Chapter Four: Airports for the “Jet Set”: Expansion, Iconic Architecture, and Airport Malls

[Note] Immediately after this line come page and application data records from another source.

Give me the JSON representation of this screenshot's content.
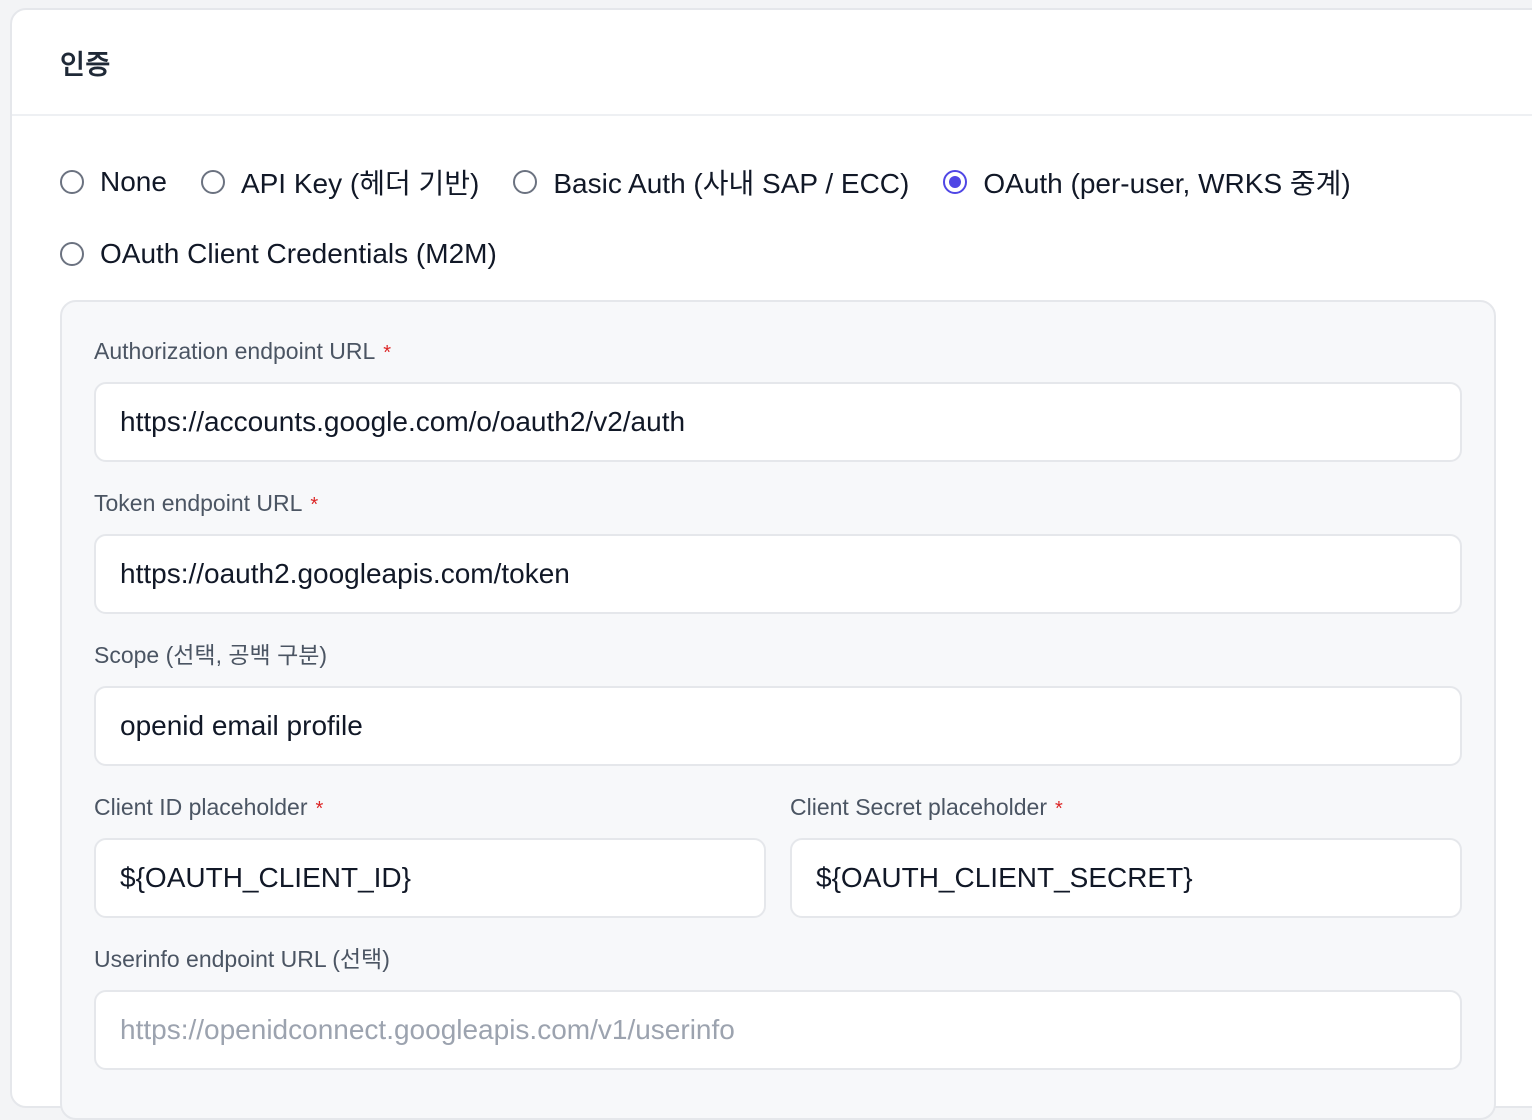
{
  "card": {
    "title": "인증"
  },
  "auth_options": [
    {
      "label": "None",
      "checked": false
    },
    {
      "label": "API Key (헤더 기반)",
      "checked": false
    },
    {
      "label": "Basic Auth (사내 SAP / ECC)",
      "checked": false
    },
    {
      "label": "OAuth (per-user, WRKS 중계)",
      "checked": true
    },
    {
      "label": "OAuth Client Credentials (M2M)",
      "checked": false
    }
  ],
  "fields": {
    "auth_url": {
      "label": "Authorization endpoint URL",
      "required_mark": "*",
      "value": "https://accounts.google.com/o/oauth2/v2/auth"
    },
    "token_url": {
      "label": "Token endpoint URL",
      "required_mark": "*",
      "value": "https://oauth2.googleapis.com/token"
    },
    "scope": {
      "label": "Scope (선택, 공백 구분)",
      "value": "openid email profile"
    },
    "client_id": {
      "label": "Client ID placeholder",
      "required_mark": "*",
      "value": "${OAUTH_CLIENT_ID}"
    },
    "client_secret": {
      "label": "Client Secret placeholder",
      "required_mark": "*",
      "value": "${OAUTH_CLIENT_SECRET}"
    },
    "userinfo_url": {
      "label": "Userinfo endpoint URL (선택)",
      "value": "",
      "placeholder": "https://openidconnect.googleapis.com/v1/userinfo"
    }
  },
  "colors": {
    "accent": "#4f46e5",
    "required": "#dc2626"
  }
}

Bednarek argues that as trains gave way to airplanes, airport terminals became the new “front doors” for US cities. As such, many civic leaders wanted their air transportation facilities to function as iconic symbols for their cities. And, given the investments in airport expansion, mayors and other civic leaders also hoped to reap an economic development boost. The latest manifestation of that is John Kasarda’s “aerotropolis” concept—the idea that cities can attain global status building and developing their airports as international gateways. To what extent airports could independently promote economic development, however, became and remains a subject of study and debate. Less debate surrounded the adoption of the “air mall” concept in the 1990s.